I've heard of men in their 60's working at Tim Hortons. Of women in the 70's pushing their walkers into the employment offices looking for a part-time job. And now this Earl Jones fellow (is that even his real name?) is alleged to have engaged in a mass deception so vast and so devastating as to deprive many people who are in or near retirement of not only their life savings, but their sole source of income.

Make no mistake about it: this recession has hurt a lot of people. We all thought that terrorism, bird flu (remember that?) or natural disasters would be the things that would wipe out Western Civilization. Who knew it would be anything as unglamourous as the default rates on sub-prime mortgages and their subsequent effects on bonds, derivatives and hedge-fund trading markets?

At Grinder Productions, we had very little left to lose when the bottom fell out of the economy. In many ways I think that protected us from a lot of the pain, and kept us going a lot longer and a lot better than we might otherwise have hoped. We put in place a recession-survival plan as soon as the markets tanked, designed to keep costs at an absolute bare minimum and leverage what little cash flow that was coming in to our best advantage.

Again, it's not exactly sexy stuff, but it has worked. Grinder Productions is still here: bruised and battered and still in desperate need of patrons, actors and all the people who are needed to make theatre happen. But at least we're still here. We have lived to fight another day.
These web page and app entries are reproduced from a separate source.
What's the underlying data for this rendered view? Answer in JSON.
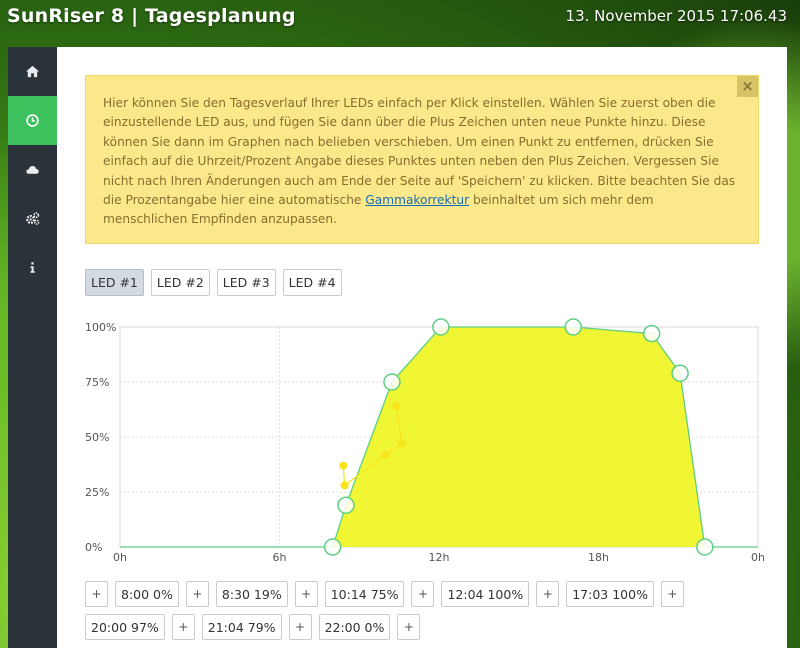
{
  "header": {
    "title": "SunRiser 8 | Tagesplanung",
    "datetime": "13. November 2015 17:06.43"
  },
  "sidebar": {
    "items": [
      {
        "icon": "home-icon",
        "active": false
      },
      {
        "icon": "clock-icon",
        "active": true
      },
      {
        "icon": "cloud-icon",
        "active": false
      },
      {
        "icon": "gears-icon",
        "active": false
      },
      {
        "icon": "info-icon",
        "active": false
      }
    ]
  },
  "info": {
    "text_before": "Hier können Sie den Tagesverlauf Ihrer LEDs einfach per Klick einstellen. Wählen Sie zuerst oben die einzustellende LED aus, und fügen Sie dann über die Plus Zeichen unten neue Punkte hinzu. Diese können Sie dann im Graphen nach belieben verschieben. Um einen Punkt zu entfernen, drücken Sie einfach auf die Uhrzeit/Prozent Angabe dieses Punktes unten neben den Plus Zeichen. Vergessen Sie nicht nach Ihren Änderungen auch am Ende der Seite auf 'Speichern' zu klicken. Bitte beachten Sie das die Prozentangabe hier eine automatische ",
    "link": "Gammakorrektur",
    "text_after": " beinhaltet um sich mehr dem menschlichen Empfinden anzupassen.",
    "close": "×"
  },
  "led_tabs": [
    {
      "label": "LED #1",
      "active": true
    },
    {
      "label": "LED #2",
      "active": false
    },
    {
      "label": "LED #3",
      "active": false
    },
    {
      "label": "LED #4",
      "active": false
    }
  ],
  "chart_data": {
    "type": "area",
    "x_ticks": [
      "0h",
      "6h",
      "12h",
      "18h",
      "0h"
    ],
    "y_ticks": [
      "100%",
      "75%",
      "50%",
      "25%",
      "0%"
    ],
    "xlim": [
      0,
      24
    ],
    "ylim": [
      0,
      100
    ],
    "grid": true,
    "colors": {
      "fill": "#eef41e",
      "line": "#5ccf84",
      "secondary": "#f6e51a"
    },
    "series": [
      {
        "points": [
          {
            "x": 0,
            "y": 0
          },
          {
            "x": 8.0,
            "y": 0
          },
          {
            "x": 8.5,
            "y": 19
          },
          {
            "x": 10.23,
            "y": 75
          },
          {
            "x": 12.07,
            "y": 100
          },
          {
            "x": 17.05,
            "y": 100
          },
          {
            "x": 20.0,
            "y": 97
          },
          {
            "x": 21.07,
            "y": 79
          },
          {
            "x": 22.0,
            "y": 0
          },
          {
            "x": 24,
            "y": 0
          }
        ]
      },
      {
        "points": [
          {
            "x": 8.4,
            "y": 37
          },
          {
            "x": 8.45,
            "y": 28
          },
          {
            "x": 10.0,
            "y": 42
          },
          {
            "x": 10.6,
            "y": 47
          },
          {
            "x": 10.4,
            "y": 64
          }
        ]
      }
    ]
  },
  "points": [
    "8:00 0%",
    "8:30 19%",
    "10:14 75%",
    "12:04 100%",
    "17:03 100%",
    "20:00 97%",
    "21:04 79%",
    "22:00 0%"
  ],
  "plus_label": "+"
}
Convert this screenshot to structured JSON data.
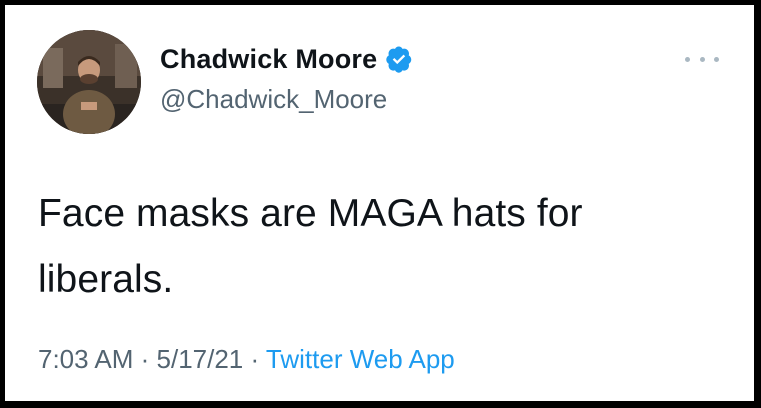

The Great Depression went through a similar period of "Green Shoots" growth in the early 30's, after the stock market settled down and some ofthe paranoia passed. Those Green Shoots soon turned to brown though, as grim reality replaced panic and fear, and the world was forced to embark on the long, slow path to recovery. I don't know if we'll face the same kind of false hope again, but I think that no matter what happens the Green Shoots that have sprouted here at Grinder will continue to grow for some time yet.